Exercise objective
Return, from the data below, each line that contains the word "запросов".

Given data

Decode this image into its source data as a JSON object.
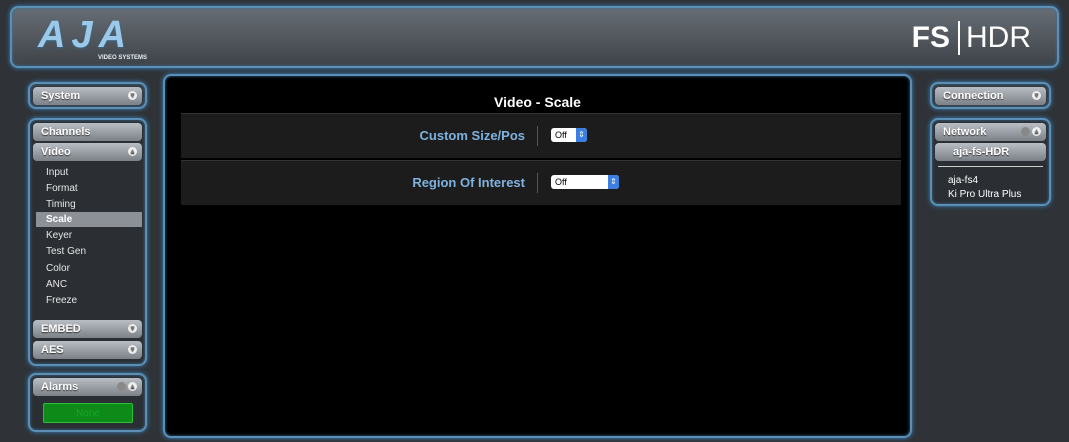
{
  "header": {
    "brand": "AJA",
    "brand_sub": "VIDEO SYSTEMS",
    "product_left": "FS",
    "product_right": "HDR"
  },
  "left": {
    "system": "System",
    "channels": "Channels",
    "video": "Video",
    "video_items": [
      "Input",
      "Format",
      "Timing",
      "Scale",
      "Keyer",
      "Test Gen",
      "Color",
      "ANC",
      "Freeze"
    ],
    "selected_item": "Scale",
    "embed": "EMBED",
    "aes": "AES",
    "alarms": "Alarms",
    "alarm_status": "None"
  },
  "main": {
    "title": "Video - Scale",
    "rows": [
      {
        "label": "Custom Size/Pos",
        "value": "Off"
      },
      {
        "label": "Region Of Interest",
        "value": "Off"
      }
    ]
  },
  "right": {
    "connection": "Connection",
    "network": "Network",
    "current_host": "aja-fs-HDR",
    "hosts": [
      "aja-fs4",
      "Ki Pro Ultra Plus"
    ]
  },
  "colors": {
    "accent_border": "#5b8fb5",
    "label_blue": "#7fb2df",
    "alarm_green": "#0d8a17"
  }
}
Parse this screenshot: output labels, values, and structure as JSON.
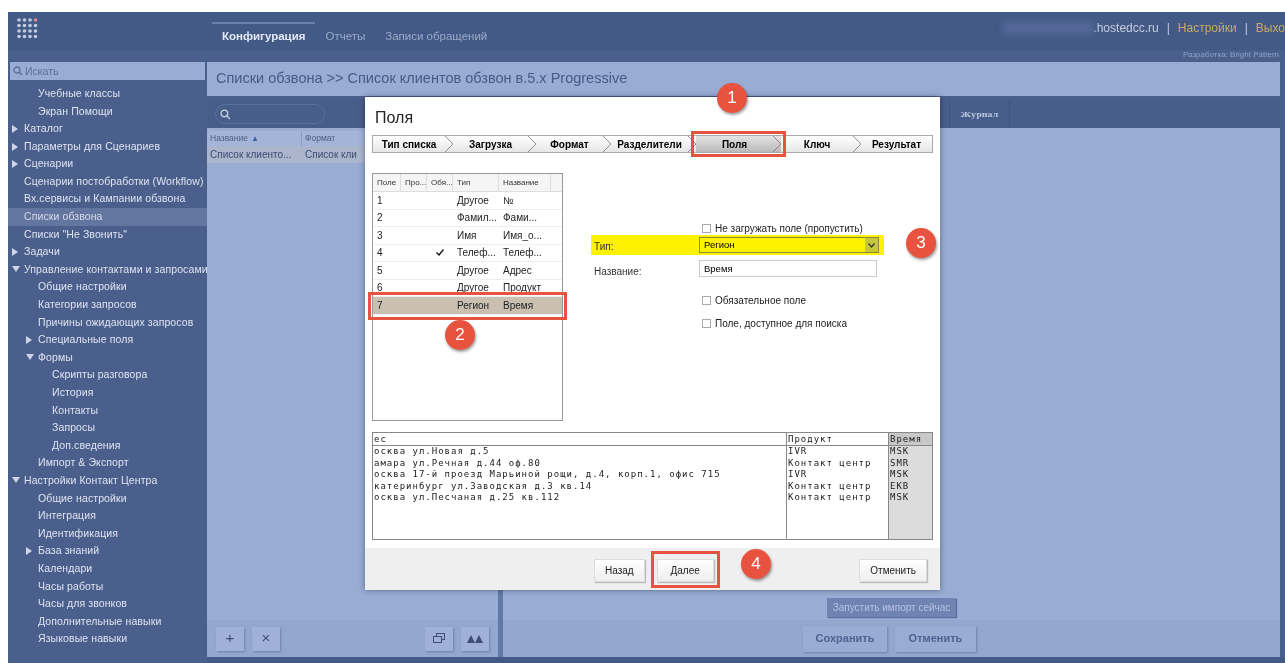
{
  "header": {
    "nav": [
      {
        "label": "Конфигурация",
        "selected": true
      },
      {
        "label": "Отчеты",
        "selected": false
      },
      {
        "label": "Записи обращений",
        "selected": false
      }
    ],
    "account": ".hostedcc.ru",
    "separators": [
      "|",
      "|"
    ],
    "settings_link": "Настройки",
    "logout_link": "Выхо",
    "credit": "Разработка: Bright Pattern"
  },
  "sidebar": {
    "search": {
      "placeholder": "Искать"
    },
    "continued_items": [
      {
        "label": "Учебные классы",
        "selected": false
      },
      {
        "label": "Экран Помощи",
        "selected": false
      }
    ],
    "items": [
      {
        "label": "Каталог",
        "expanded": false,
        "selected": false
      },
      {
        "label": "Параметры для Сценариев",
        "expanded": false,
        "selected": false
      },
      {
        "label": "Сценарии",
        "expanded": false,
        "selected": false
      },
      {
        "label": "Сценарии постобработки (Workflow)",
        "selected": false
      },
      {
        "label": "Вх.сервисы и Кампании обзвона",
        "selected": false
      },
      {
        "label": "Списки обзвона",
        "selected": true
      },
      {
        "label": "Списки \"Не Звонить\"",
        "selected": false
      },
      {
        "label": "Задачи",
        "expanded": false,
        "selected": false
      },
      {
        "label": "Управление контактами и запросами",
        "expanded": true,
        "selected": false,
        "children": [
          {
            "label": "Общие настройки",
            "selected": false
          },
          {
            "label": "Категории запросов",
            "selected": false
          },
          {
            "label": "Причины ожидающих запросов",
            "selected": false
          },
          {
            "label": "Специальные поля",
            "expanded": false,
            "selected": false
          },
          {
            "label": "Формы",
            "expanded": true,
            "selected": false,
            "children": [
              {
                "label": "Скрипты разговора",
                "selected": false
              },
              {
                "label": "История",
                "selected": false
              },
              {
                "label": "Контакты",
                "selected": false
              },
              {
                "label": "Запросы",
                "selected": false
              },
              {
                "label": "Доп.сведения",
                "selected": false
              }
            ]
          },
          {
            "label": "Импорт & Экспорт",
            "selected": false
          }
        ]
      },
      {
        "label": "Настройки Контакт Центра",
        "expanded": true,
        "selected": false,
        "children": [
          {
            "label": "Общие настройки",
            "selected": false
          },
          {
            "label": "Интеграция",
            "selected": false
          },
          {
            "label": "Идентификация",
            "selected": false
          },
          {
            "label": "База знаний",
            "expanded": false,
            "selected": false
          },
          {
            "label": "Календари",
            "selected": false
          },
          {
            "label": "Часы работы",
            "selected": false
          },
          {
            "label": "Часы для звонков",
            "selected": false
          },
          {
            "label": "Дополнительные навыки",
            "selected": false
          },
          {
            "label": "Языковые навыки",
            "selected": false
          }
        ]
      }
    ]
  },
  "page_title": "Списки обзвона >> Список клиентов обзвон в.5.x Progressive",
  "list": {
    "columns": [
      {
        "label": "Название",
        "sort_mark": "▲"
      },
      {
        "label": "Формат"
      }
    ],
    "rows": [
      {
        "cells": [
          "Список клиенто...",
          "Список кли"
        ],
        "selected": true
      }
    ],
    "buttons": [
      "+",
      "×"
    ]
  },
  "detail": {
    "tabs": [
      {
        "label": "Журнал",
        "selected": false
      }
    ],
    "run_import_button": "Запустить импорт сейчас",
    "save_button": "Сохранить",
    "cancel_button": "Отменить"
  },
  "dialog": {
    "title": "Поля",
    "steps": [
      {
        "label": "Тип списка",
        "selected": false,
        "annotated": false
      },
      {
        "label": "Загрузка",
        "selected": false,
        "annotated": false
      },
      {
        "label": "Формат",
        "selected": false,
        "annotated": false
      },
      {
        "label": "Разделители",
        "selected": false,
        "annotated": false
      },
      {
        "label": "Поля",
        "selected": true,
        "annotated": true
      },
      {
        "label": "Ключ",
        "selected": false,
        "annotated": false
      },
      {
        "label": "Результат",
        "selected": false,
        "annotated": false
      }
    ],
    "fields_table": {
      "columns": [
        "Поле",
        "Про...",
        "Обя...",
        "Тип",
        "Название"
      ],
      "rows": [
        {
          "field": "1",
          "required": false,
          "type": "Другое",
          "name": "№",
          "selected": false,
          "annotated": false
        },
        {
          "field": "2",
          "required": false,
          "type": "Фамил...",
          "name": "Фами...",
          "selected": false,
          "annotated": false
        },
        {
          "field": "3",
          "required": false,
          "type": "Имя",
          "name": "Имя_о...",
          "selected": false,
          "annotated": false
        },
        {
          "field": "4",
          "required": true,
          "type": "Телеф...",
          "name": "Телеф...",
          "selected": false,
          "annotated": false
        },
        {
          "field": "5",
          "required": false,
          "type": "Другое",
          "name": "Адрес",
          "selected": false,
          "annotated": false
        },
        {
          "field": "6",
          "required": false,
          "type": "Другое",
          "name": "Продукт",
          "selected": false,
          "annotated": false
        },
        {
          "field": "7",
          "required": false,
          "type": "Регион",
          "name": "Время",
          "selected": true,
          "annotated": true
        }
      ]
    },
    "skip_checkbox": {
      "label": "Не загружать поле (пропустить)",
      "checked": false
    },
    "type_field": {
      "label": "Тип:",
      "value": "Регион",
      "highlighted": true
    },
    "name_field": {
      "label": "Название:",
      "value": "Время"
    },
    "required_checkbox": {
      "label": "Обязательное поле",
      "checked": false
    },
    "searchable_checkbox": {
      "label": "Поле, доступное для поиска",
      "checked": false
    },
    "preview": {
      "columns": [
        {
          "label": "ес",
          "selected": false
        },
        {
          "label": "Продукт",
          "selected": false
        },
        {
          "label": "Время",
          "selected": true
        }
      ],
      "rows": [
        [
          "осква ул.Новая д.5",
          "IVR",
          "MSK"
        ],
        [
          "амара ул.Речная д.44 оф.80",
          "Контакт центр",
          "SMR"
        ],
        [
          "осква 17-й проезд Марьиной рощи, д.4, корп.1, офис 715",
          "IVR",
          "MSK"
        ],
        [
          "катеринбург ул.Заводская д.3 кв.14",
          "Контакт центр",
          "EKB"
        ],
        [
          "осква ул.Песчаная д.25 кв.112",
          "Контакт центр",
          "MSK"
        ]
      ]
    },
    "buttons": [
      {
        "label": "Назад",
        "kind": "back",
        "annotated": false
      },
      {
        "label": "Далее",
        "kind": "next",
        "annotated": true
      },
      {
        "label": "Отменить",
        "kind": "cancel",
        "annotated": false
      }
    ]
  },
  "annotations": [
    {
      "label": "1"
    },
    {
      "label": "2"
    },
    {
      "label": "3"
    },
    {
      "label": "4"
    }
  ]
}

Answer
            "label": "Категории запросов",
            "label": "Причины ожидающих запросов",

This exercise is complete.